The Labour MP for Pontypridd and Jeremy Corbyn’s Labour leadership rival has been accused of misogynist remarks. Again.

2016

Wanting to “smash” Theresa May “back on her heels”

During a speech at a campaign event, Owen Smith blithely deployed some aggressive imagery about attacking the new Prime Minister. In doing so, he included the tired sexist trope beloved of the right wing press about Theresa May’s shoes – her “kitten heels” have long been a fascination of certain tabloids:

“I’ll be honest with you, it pained me that we didn’t have the strength and the power and the vitality to smash her back on her heels and argue that these our values, these are our people, this is our language that they are seeking to steal.”

When called out on his comments by Sky’s Sophy Ridge, Smith doubled down:
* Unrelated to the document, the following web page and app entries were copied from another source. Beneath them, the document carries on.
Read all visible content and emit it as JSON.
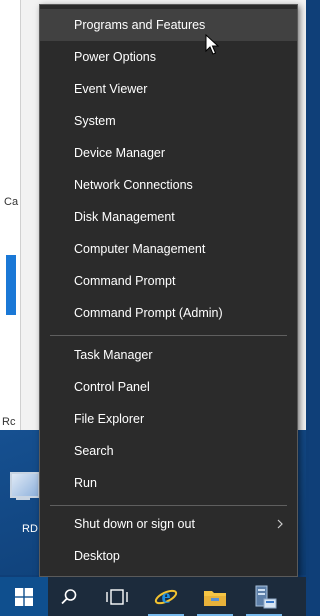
{
  "menu": {
    "items": [
      {
        "label": "Programs and Features",
        "hovered": true
      },
      {
        "label": "Power Options"
      },
      {
        "label": "Event Viewer"
      },
      {
        "label": "System"
      },
      {
        "label": "Device Manager"
      },
      {
        "label": "Network Connections"
      },
      {
        "label": "Disk Management"
      },
      {
        "label": "Computer Management"
      },
      {
        "label": "Command Prompt"
      },
      {
        "label": "Command Prompt (Admin)"
      },
      {
        "label": "Task Manager"
      },
      {
        "label": "Control Panel"
      },
      {
        "label": "File Explorer"
      },
      {
        "label": "Search"
      },
      {
        "label": "Run"
      },
      {
        "label": "Shut down or sign out",
        "has_submenu": true
      },
      {
        "label": "Desktop"
      }
    ]
  },
  "desktop": {
    "caption_top": "Ca",
    "caption_bottom": "Rc",
    "rd_icon_label": "RD"
  },
  "taskbar": {
    "icons": [
      "windows-logo-icon",
      "search-icon",
      "task-view-icon",
      "internet-explorer-icon",
      "file-explorer-icon",
      "server-manager-icon"
    ]
  },
  "colors": {
    "menu_bg": "#2b2b2b",
    "menu_hover": "#414141",
    "menu_text": "#ffffff",
    "taskbar_bg": "#1c2b3c",
    "accent": "#0f4f8e"
  }
}
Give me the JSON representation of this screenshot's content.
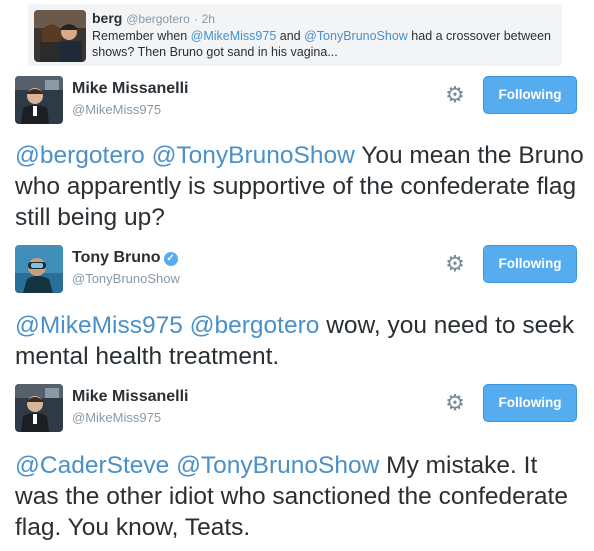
{
  "quoted": {
    "name": "berg",
    "handle": "@bergotero",
    "separator": "·",
    "time": "2h",
    "text_parts": [
      "Remember when ",
      "@MikeMiss975",
      " and ",
      "@TonyBrunoShow",
      " had a crossover between shows? Then Bruno got sand in his vagina..."
    ]
  },
  "tweets": [
    {
      "name": "Mike Missanelli",
      "handle": "@MikeMiss975",
      "verified": false,
      "follow_label": "Following",
      "text_parts": [
        {
          "t": "@bergotero",
          "link": true
        },
        {
          "t": " ",
          "link": false
        },
        {
          "t": "@TonyBrunoShow",
          "link": true
        },
        {
          "t": " You mean the Bruno who apparently is supportive of the confederate flag still being up?",
          "link": false
        }
      ]
    },
    {
      "name": "Tony Bruno",
      "handle": "@TonyBrunoShow",
      "verified": true,
      "verified_glyph": "✓",
      "follow_label": "Following",
      "text_parts": [
        {
          "t": "@MikeMiss975",
          "link": true
        },
        {
          "t": " ",
          "link": false
        },
        {
          "t": "@bergotero",
          "link": true
        },
        {
          "t": " wow, you need to seek mental health treatment.",
          "link": false
        }
      ]
    },
    {
      "name": "Mike Missanelli",
      "handle": "@MikeMiss975",
      "verified": false,
      "follow_label": "Following",
      "text_parts": [
        {
          "t": "@CaderSteve",
          "link": true
        },
        {
          "t": " ",
          "link": false
        },
        {
          "t": "@TonyBrunoShow",
          "link": true
        },
        {
          "t": " My mistake. It was the other idiot who sanctioned the confederate flag. You know, Teats.",
          "link": false
        }
      ]
    }
  ],
  "icons": {
    "gear": "gear-icon",
    "verified": "verified-badge-icon"
  },
  "colors": {
    "link": "#4a90c9",
    "follow_button": "#55acee"
  }
}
“They love a bit of rhetoric, don’t they? We need a bit more robust rhetoric in our politics, I’m very much in favour of that. You’ll be getting that from me, and I absolutely stand by those comments. It’s rhetoric, of course. I don’t literally want to smash Theresa May back, just to be clear. I’m not advocating violence in any way, shape or form.”
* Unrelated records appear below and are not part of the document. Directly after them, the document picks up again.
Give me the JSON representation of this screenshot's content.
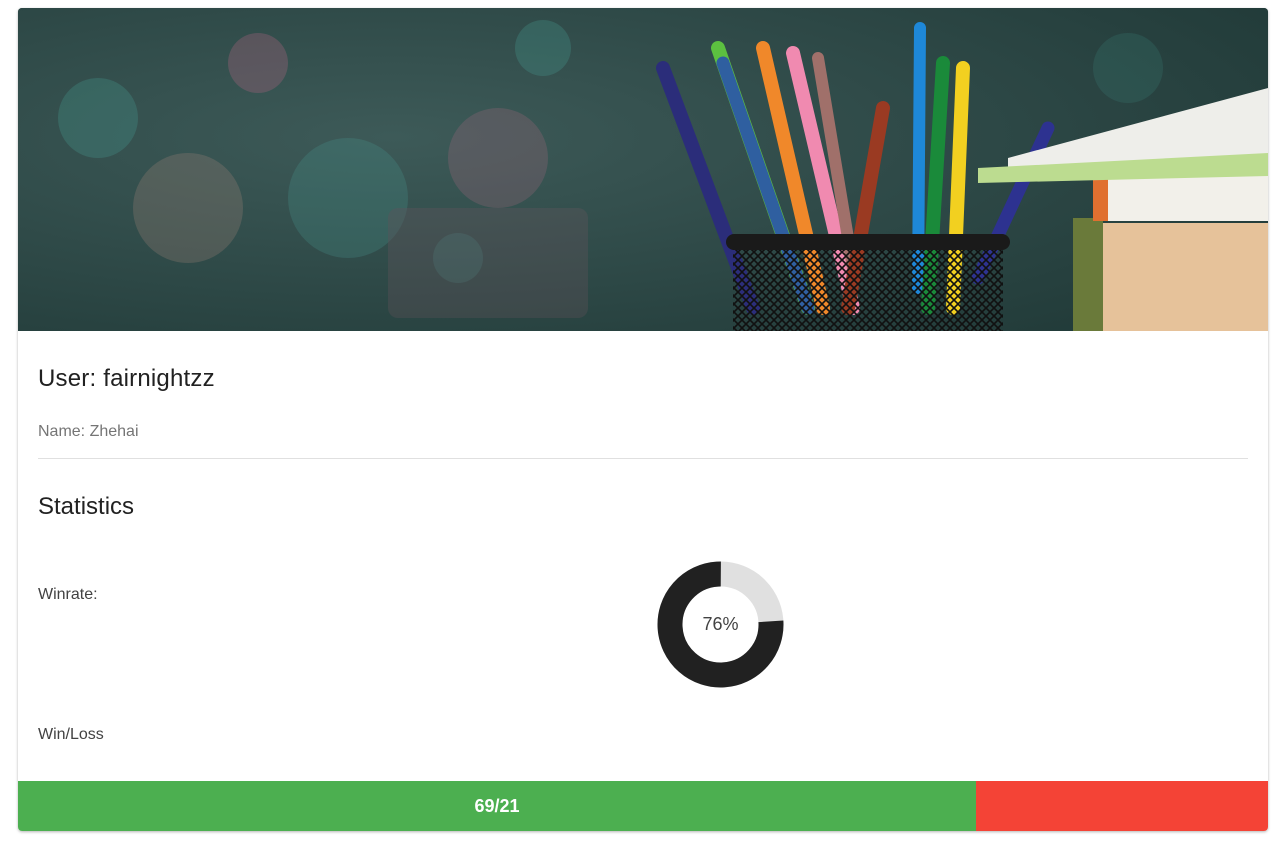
{
  "hero": {
    "image": "classroom-pencils-banner"
  },
  "profile": {
    "user_title": "User: fairnightzz",
    "name_line": "Name: Zhehai"
  },
  "statistics": {
    "title": "Statistics",
    "winrate_label": "Winrate:",
    "winrate_value": 76,
    "winrate_text": "76%",
    "winloss_label": "Win/Loss",
    "wins": 69,
    "losses": 21,
    "winloss_text": "69/21"
  },
  "colors": {
    "win": "#4caf50",
    "loss": "#f44336",
    "donut_filled": "#212121",
    "donut_track": "#e0e0e0"
  }
}
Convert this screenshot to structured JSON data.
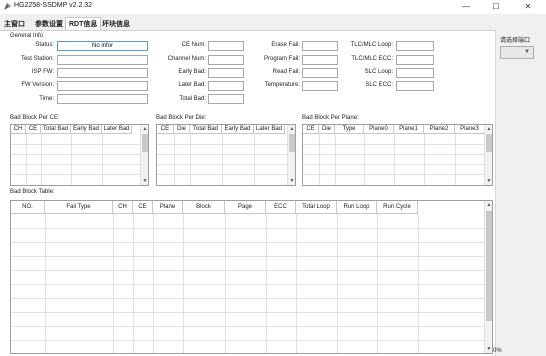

Your mole dug around to see whether this is a common phrase, but all it could find was “set back on one’s heels”, which simply means to be shocked by something. Nothing to do with “smashing”, and anyway, Smith, or somebody on his team, should be aware that invoking May’s “heels” is lazy sexism at best, and calling on your party to “smash” a woman (particularly when you’ve been in trouble for comments about violence against women before – see below) is more than casual misogyny.

Arguing that misogyny in Labour didn’t exist before Jeremy Corbyn

Smith recently told BBC News that the party’s nastier side only appeared nine months ago:

“I think Jeremy should take a little more responsibility for what’s going on in the Labour party. After all, we didn’t have this sort of abuse and intolerance, misogyny, antisemitism in the Labour party before Jeremy Corbyn became the leader.”

Luckily for Smith, he had never experienced misogyny in his party until the moment it became politically useful to him… Or perhaps, not being the prime target, he simply wasn’t paying enough attention before then?

2015

Telling Leanne Wood she was only invited on TV because of her “gender”

Before a general election TV debate for ITV Wales last year, Smith was caught on camera telling the Plaid Cymru leader that she only appeared on Question Time because she is a woman:

Wood: “Have you ever done Question Time, Owen?”

Smith: “Nope, they keep putting you on instead.”

Wood: “I think with party balance there’d be other people they’d be putting on instead of you, wouldn’t they, rather than me?”

Smith: “I think it helps. I think your gender helps as well.”

Wood: “Yeah.”

2010

Comparing the Lib Dems’ experience of coalition to domestic violence

In a tasteless analogy, Smith wrote this for WalesHome in the first year of the Tory/Lib Dem coalition:

“The Lib Dem dowry of a maybe-referendum on AV [the alternative vote system] will seem neither adequate reward nor sufficient defence when the Tories confess their taste for domestic violence on our schools, hospitals and welfare provision.

“Surely, the Liberals will file for divorce as soon as the bruises start to show through the make-up?”

But never fear! He did eventually issue a non-apology for his offensive comments, with the classic use of “if”:

“I apologise if anyone has been offended by the metaphorical reference in this article, which I will now be editing. The reference was in a phrase describing today's Tory and Liberal cuts to domestic spending on schools and welfare as metaphorical ‘domestic violence’.”

***

A one-off sexist gaffe is bad enough in a wannabe future Labour leader. But your mole sniffs a worrying pattern in this list that suggests Smith doesn’t have a huge amount of respect for women, when it comes to political rhetoric at least. And it won’t do him any electoral favours either – it makes his condemnation of Corbynite nastiness ring rather hollow.

I'm a mole, innit.